___ Input material ___
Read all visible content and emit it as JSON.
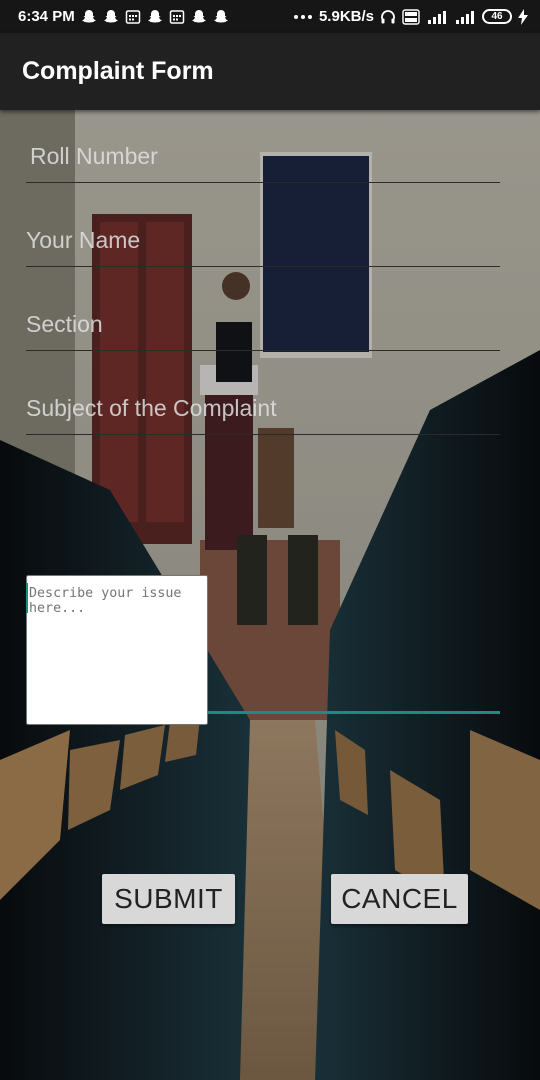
{
  "status_bar": {
    "time": "6:34 PM",
    "network_speed": "5.9KB/s",
    "battery": "46",
    "icons": [
      "snapchat-icon",
      "snapchat-icon",
      "calendar-icon",
      "snapchat-icon",
      "calendar-icon",
      "snapchat-icon",
      "snapchat-icon",
      "more-icon",
      "headphones-icon",
      "volte-icon",
      "signal-4g-icon",
      "signal-icon",
      "battery-icon",
      "charging-icon"
    ]
  },
  "app_bar": {
    "title": "Complaint Form"
  },
  "form": {
    "roll_number_placeholder": "Roll Number",
    "name_placeholder": "Your Name",
    "section_placeholder": "Section",
    "subject_placeholder": "Subject of the Complaint",
    "issue_placeholder": "Describe your issue here..."
  },
  "buttons": {
    "submit": "SUBMIT",
    "cancel": "CANCEL"
  },
  "colors": {
    "accent": "#1f8a80",
    "app_bar": "#212121",
    "status_bar": "#161616"
  }
}
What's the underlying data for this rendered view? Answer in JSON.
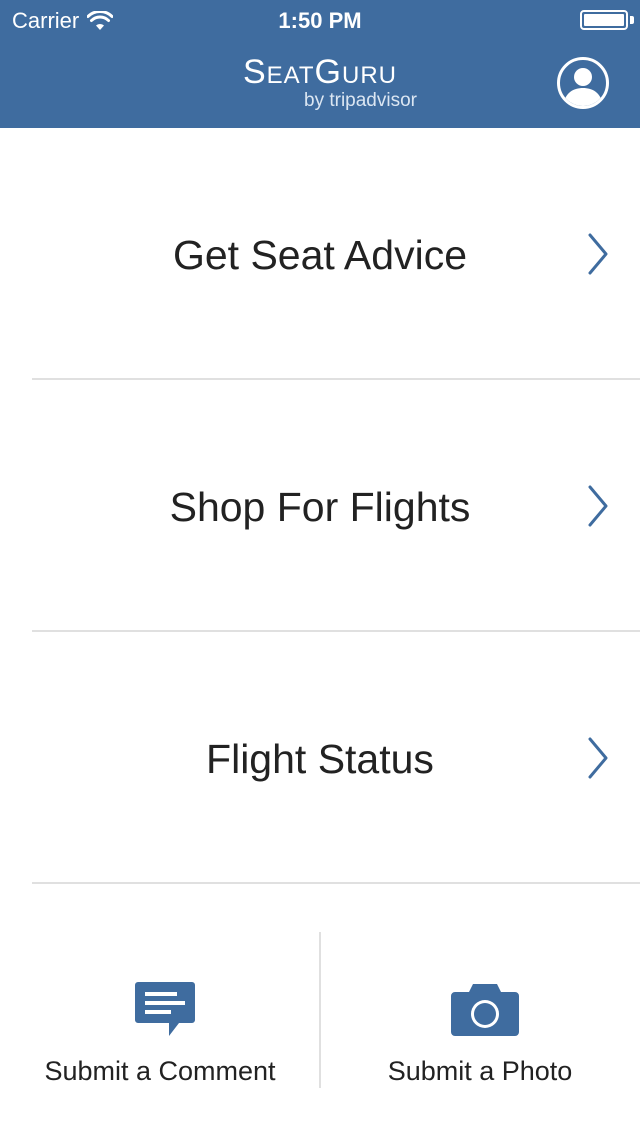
{
  "status_bar": {
    "carrier": "Carrier",
    "time": "1:50 PM"
  },
  "header": {
    "logo_main": "SeatGuru",
    "logo_sub": "by tripadvisor",
    "background_color": "#3f6c9f"
  },
  "menu": {
    "items": [
      {
        "label": "Get Seat Advice"
      },
      {
        "label": "Shop For Flights"
      },
      {
        "label": "Flight Status"
      }
    ],
    "chevron_color": "#3f6c9f"
  },
  "bottom_actions": {
    "comment_label": "Submit a Comment",
    "photo_label": "Submit a Photo",
    "icon_color": "#3f6c9f"
  },
  "icons": [
    "wifi-icon",
    "battery-icon",
    "profile-icon",
    "chevron-right-icon",
    "comment-icon",
    "camera-icon"
  ]
}
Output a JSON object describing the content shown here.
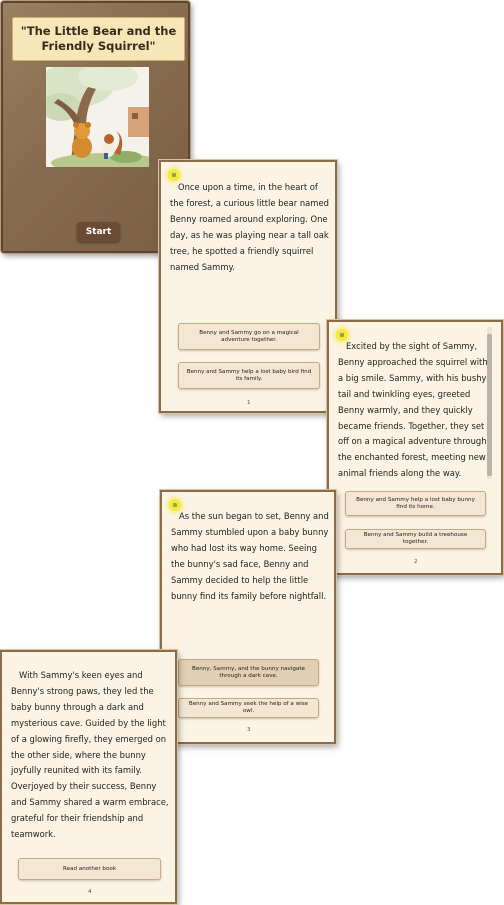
{
  "cover": {
    "title": "\"The Little Bear and the Friendly Squirrel\"",
    "start_label": "Start"
  },
  "pages": [
    {
      "number": "1",
      "text": "Once upon a time, in the heart of the forest, a curious little bear named Benny roamed around exploring. One day, as he was playing near a tall oak tree, he spotted a friendly squirrel named Sammy.",
      "choices": [
        "Benny and Sammy go on a magical adventure together.",
        "Benny and Sammy help a lost baby bird find its family."
      ]
    },
    {
      "number": "2",
      "text": "Excited by the sight of Sammy, Benny approached the squirrel with a big smile. Sammy, with his bushy tail and twinkling eyes, greeted Benny warmly, and they quickly became friends. Together, they set off on a magical adventure through the enchanted forest, meeting new animal friends along the way.",
      "choices": [
        "Benny and Sammy help a lost baby bunny find its home.",
        "Benny and Sammy build a treehouse together."
      ]
    },
    {
      "number": "3",
      "text": "As the sun began to set, Benny and Sammy stumbled upon a baby bunny who had lost its way home. Seeing the bunny's sad face, Benny and Sammy decided to help the little bunny find its family before nightfall.",
      "choices": [
        "Benny, Sammy, and the bunny navigate through a dark cave.",
        "Benny and Sammy seek the help of a wise owl."
      ]
    },
    {
      "number": "4",
      "text": "With Sammy's keen eyes and Benny's strong paws, they led the baby bunny through a dark and mysterious cave. Guided by the light of a glowing firefly, they emerged on the other side, where the bunny joyfully reunited with its family. Overjoyed by their success, Benny and Sammy shared a warm embrace, grateful for their friendship and teamwork.",
      "choices": [
        "Read another book"
      ]
    }
  ],
  "icons": {
    "audio": "speaker-icon"
  },
  "colors": {
    "cover_bg": "#856a4e",
    "page_bg": "#fbf3e3",
    "button_bg": "#f3e6d3",
    "start_bg": "#6b4b35",
    "audio_glow": "#f3eb3a"
  }
}
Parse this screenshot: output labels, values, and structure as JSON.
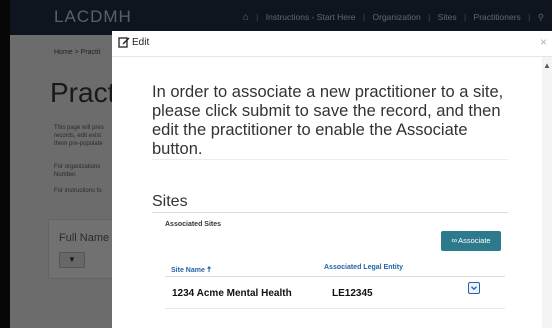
{
  "nav": {
    "brand": "LACDMH",
    "links": [
      "Instructions - Start Here",
      "Organization",
      "Sites",
      "Practitioners"
    ],
    "home_icon": "home-icon",
    "search_icon": "search-icon"
  },
  "background": {
    "breadcrumb": "Home > Practit",
    "title": "Practit",
    "para1": "This page will pres records, edit exist them pre-populate",
    "para2": "For organizations Number.",
    "para3": "For instructions fo",
    "filter_label": "Full Name",
    "filter_button_icon": "filter-icon"
  },
  "modal": {
    "title": "Edit",
    "edit_icon": "edit-icon",
    "close_icon": "close-icon",
    "message": "In order to associate a new practitioner to a site, please click submit to save the record, and then edit the practitioner to enable the Associate button.",
    "sites_heading": "Sites",
    "associated_sites_label": "Associated Sites",
    "associate_button": "Associate",
    "table": {
      "columns": [
        {
          "label": "Site Name",
          "sorted": "ascending"
        },
        {
          "label": "Associated Legal Entity"
        }
      ],
      "rows": [
        {
          "site_name": "1234 Acme Mental Health",
          "legal_entity": "LE12345"
        }
      ]
    }
  },
  "colors": {
    "navbar": "#1c2a3e",
    "accent_button": "#2d7a8c",
    "link_blue": "#2461a8"
  }
}
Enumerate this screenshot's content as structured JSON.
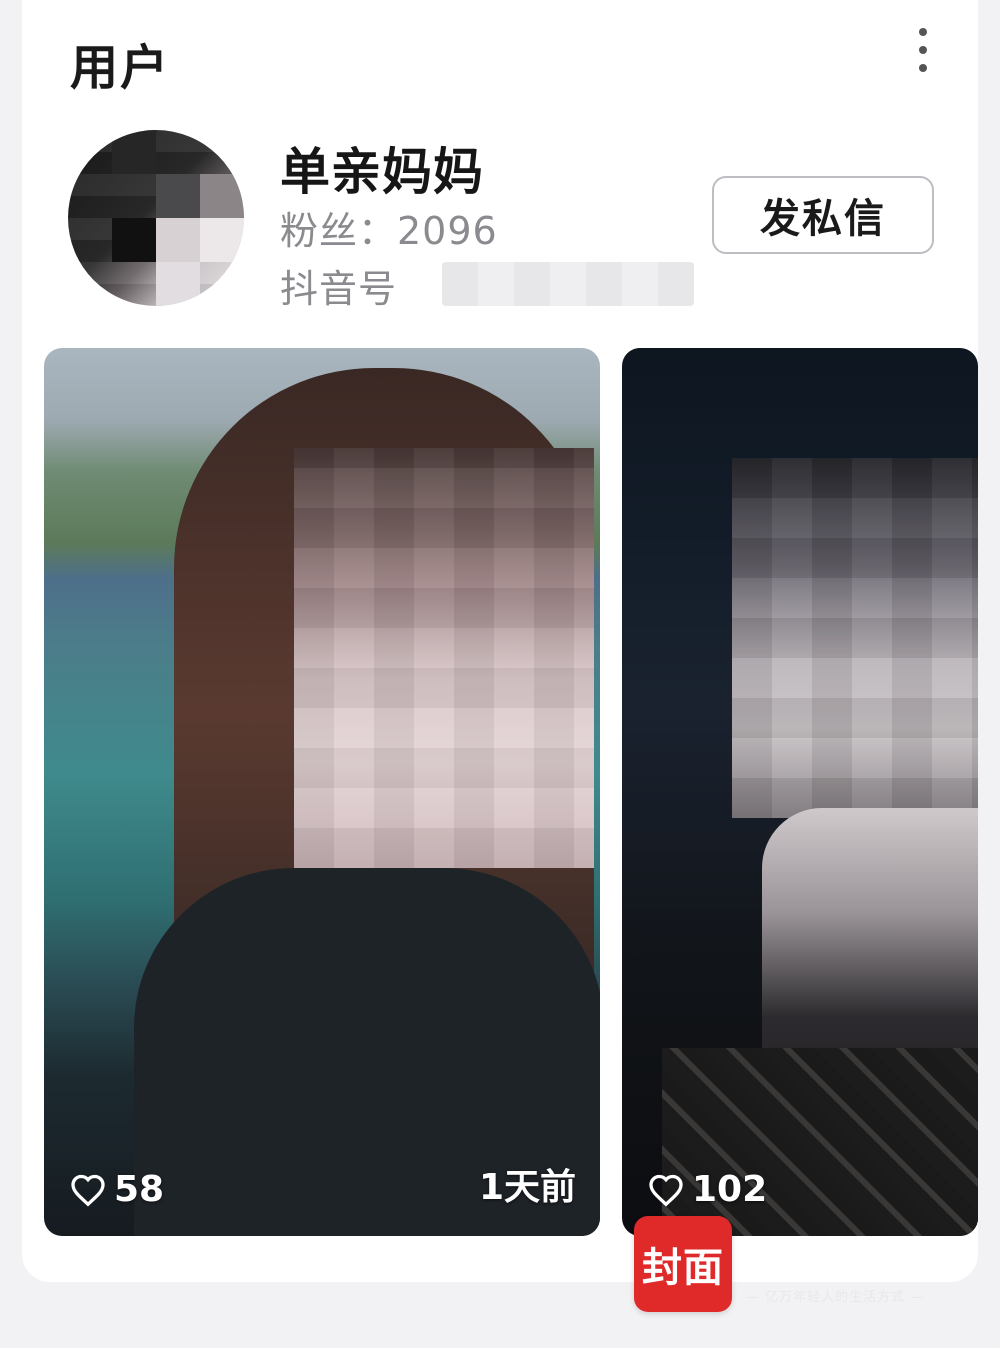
{
  "section": {
    "title": "用户"
  },
  "profile": {
    "name": "单亲妈妈",
    "fans_label": "粉丝：2096",
    "douyin_id_label": "抖音号"
  },
  "actions": {
    "message_label": "发私信"
  },
  "videos": [
    {
      "likes": "58",
      "time": "1天前"
    },
    {
      "likes": "102"
    }
  ],
  "watermark": {
    "logo_text": "封面",
    "tagline": "— 亿万年轻人的生活方式 —"
  },
  "colors": {
    "accent": "#e02a2a",
    "secondary_text": "#8a8a8f"
  }
}
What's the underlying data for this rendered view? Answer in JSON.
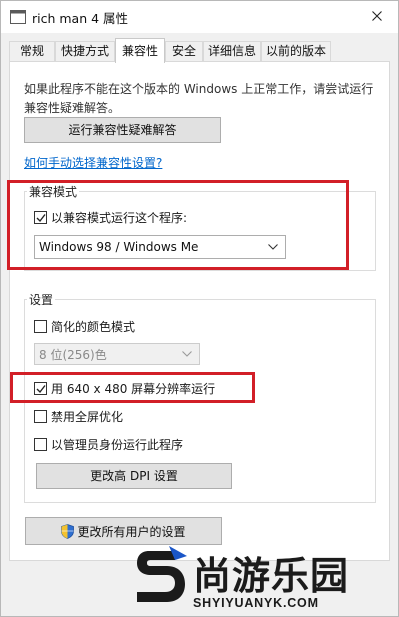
{
  "window": {
    "title": "rich man 4 属性",
    "close_glyph": "✕"
  },
  "tabs": [
    {
      "label": "常规"
    },
    {
      "label": "快捷方式"
    },
    {
      "label": "兼容性"
    },
    {
      "label": "安全"
    },
    {
      "label": "详细信息"
    },
    {
      "label": "以前的版本"
    }
  ],
  "compat": {
    "intro": "如果此程序不能在这个版本的 Windows 上正常工作，请尝试运行兼容性疑难解答。",
    "troubleshoot_button": "运行兼容性疑难解答",
    "manual_link": "如何手动选择兼容性设置?",
    "mode_group": {
      "label": "兼容模式",
      "checkbox_label": "以兼容模式运行这个程序:",
      "checked": true,
      "selected_os": "Windows 98 / Windows Me"
    },
    "settings_group": {
      "label": "设置",
      "reduced_color_label": "简化的颜色模式",
      "reduced_color_checked": false,
      "color_depth_value": "8 位(256)色",
      "res640_label": "用 640 x 480 屏幕分辨率运行",
      "res640_checked": true,
      "fullscreen_opt_label": "禁用全屏优化",
      "fullscreen_opt_checked": false,
      "admin_label": "以管理员身份运行此程序",
      "admin_checked": false,
      "dpi_button": "更改高 DPI 设置"
    },
    "all_users_button": "更改所有用户的设置"
  },
  "watermark": {
    "brand": "尚游乐园",
    "url": "SHYIYUANYK.COM"
  },
  "colors": {
    "highlight": "#d21f27",
    "link": "#0066cc",
    "brand_blue": "#1a56c8"
  }
}
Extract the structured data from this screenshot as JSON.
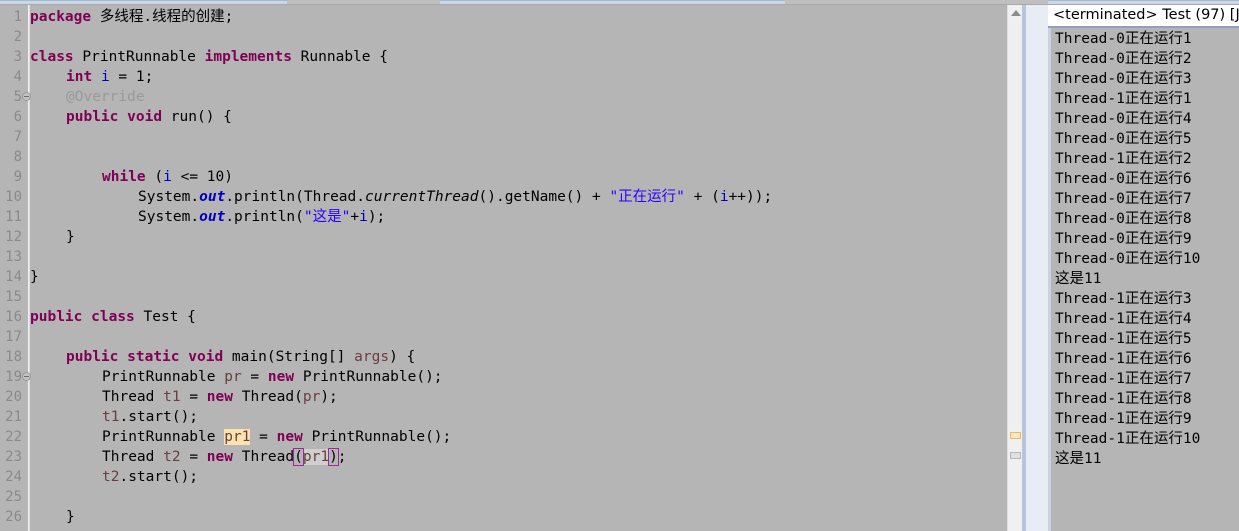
{
  "window": {
    "background_color": "#b5b5b5",
    "accent_color": "#c9d7ea"
  },
  "editor": {
    "name": "java-code-editor",
    "first_visible_line": 1,
    "last_visible_line": 26,
    "folding_lines": [
      5,
      18
    ],
    "occurrence_highlight_color": "#fae3b0",
    "selection_color": "#cfcfcf",
    "bracket_match_color": "#a5249b",
    "line_numbers": [
      "1",
      "2",
      "3",
      "4",
      "5",
      "6",
      "7",
      "8",
      "9",
      "10",
      "11",
      "12",
      "13",
      "14",
      "15",
      "16",
      "17",
      "18",
      "19",
      "20",
      "21",
      "22",
      "23",
      "24",
      "25",
      "26"
    ],
    "lines": [
      {
        "n": 1,
        "text": "package 多线程.线程的创建;"
      },
      {
        "n": 2,
        "text": ""
      },
      {
        "n": 3,
        "text": "class PrintRunnable implements Runnable {"
      },
      {
        "n": 4,
        "text": "    int i = 1;"
      },
      {
        "n": 5,
        "text": "    @Override"
      },
      {
        "n": 6,
        "text": "    public void run() {"
      },
      {
        "n": 7,
        "text": ""
      },
      {
        "n": 8,
        "text": ""
      },
      {
        "n": 9,
        "text": "        while (i <= 10)"
      },
      {
        "n": 10,
        "text": "            System.out.println(Thread.currentThread().getName() + \"正在运行\" + (i++));"
      },
      {
        "n": 11,
        "text": "            System.out.println(\"这是\"+i);"
      },
      {
        "n": 12,
        "text": "    }"
      },
      {
        "n": 13,
        "text": ""
      },
      {
        "n": 14,
        "text": "}"
      },
      {
        "n": 15,
        "text": ""
      },
      {
        "n": 16,
        "text": "public class Test {"
      },
      {
        "n": 17,
        "text": ""
      },
      {
        "n": 18,
        "text": "    public static void main(String[] args) {"
      },
      {
        "n": 19,
        "text": "        PrintRunnable pr = new PrintRunnable();"
      },
      {
        "n": 20,
        "text": "        Thread t1 = new Thread(pr);"
      },
      {
        "n": 21,
        "text": "        t1.start();"
      },
      {
        "n": 22,
        "text": "        PrintRunnable pr1 = new PrintRunnable();"
      },
      {
        "n": 23,
        "text": "        Thread t2 = new Thread(pr1);"
      },
      {
        "n": 24,
        "text": "        t2.start();"
      },
      {
        "n": 25,
        "text": ""
      },
      {
        "n": 26,
        "text": "    }"
      }
    ],
    "tokens": {
      "kw_package": "package",
      "kw_class": "class",
      "kw_implements": "implements",
      "kw_int": "int",
      "kw_public": "public",
      "kw_void": "void",
      "kw_while": "while",
      "kw_new": "new",
      "kw_static": "static",
      "annotation_override": "@Override",
      "package_name": "多线程.线程的创建;",
      "type_printrunnable": "PrintRunnable",
      "type_runnable": "Runnable",
      "type_thread": "Thread",
      "type_test": "Test",
      "type_string_array": "String[]",
      "string_running": "\"正在运行\"",
      "string_this_is": "\"这是\"",
      "var_i": "i",
      "var_pr": "pr",
      "var_pr1": "pr1",
      "var_t1": "t1",
      "var_t2": "t2",
      "var_args": "args"
    }
  },
  "scrollbar": {
    "name": "editor-vertical-scrollbar",
    "markers": [
      {
        "type": "occurrence",
        "color": "#fbe7bf"
      },
      {
        "type": "selection",
        "color": "#e0e0e0"
      }
    ]
  },
  "console": {
    "name": "console-view",
    "header": "<terminated> Test (97) [J",
    "lines": [
      "Thread-0正在运行1",
      "Thread-0正在运行2",
      "Thread-0正在运行3",
      "Thread-1正在运行1",
      "Thread-0正在运行4",
      "Thread-0正在运行5",
      "Thread-1正在运行2",
      "Thread-0正在运行6",
      "Thread-0正在运行7",
      "Thread-0正在运行8",
      "Thread-0正在运行9",
      "Thread-0正在运行10",
      "这是11",
      "Thread-1正在运行3",
      "Thread-1正在运行4",
      "Thread-1正在运行5",
      "Thread-1正在运行6",
      "Thread-1正在运行7",
      "Thread-1正在运行8",
      "Thread-1正在运行9",
      "Thread-1正在运行10",
      "这是11"
    ]
  }
}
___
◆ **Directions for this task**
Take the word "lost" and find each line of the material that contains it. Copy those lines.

◆ **Task solution**
        "Benny and Sammy help a lost baby bird find its family."
        "Benny and Sammy help a lost baby bunny find its home.",
      "text": "As the sun began to set, Benny and Sammy stumbled upon a baby bunny who had lost its way home. Seeing the bunny's sad face, Benny and Sammy decided to help the little bunny find its family before nightfall.",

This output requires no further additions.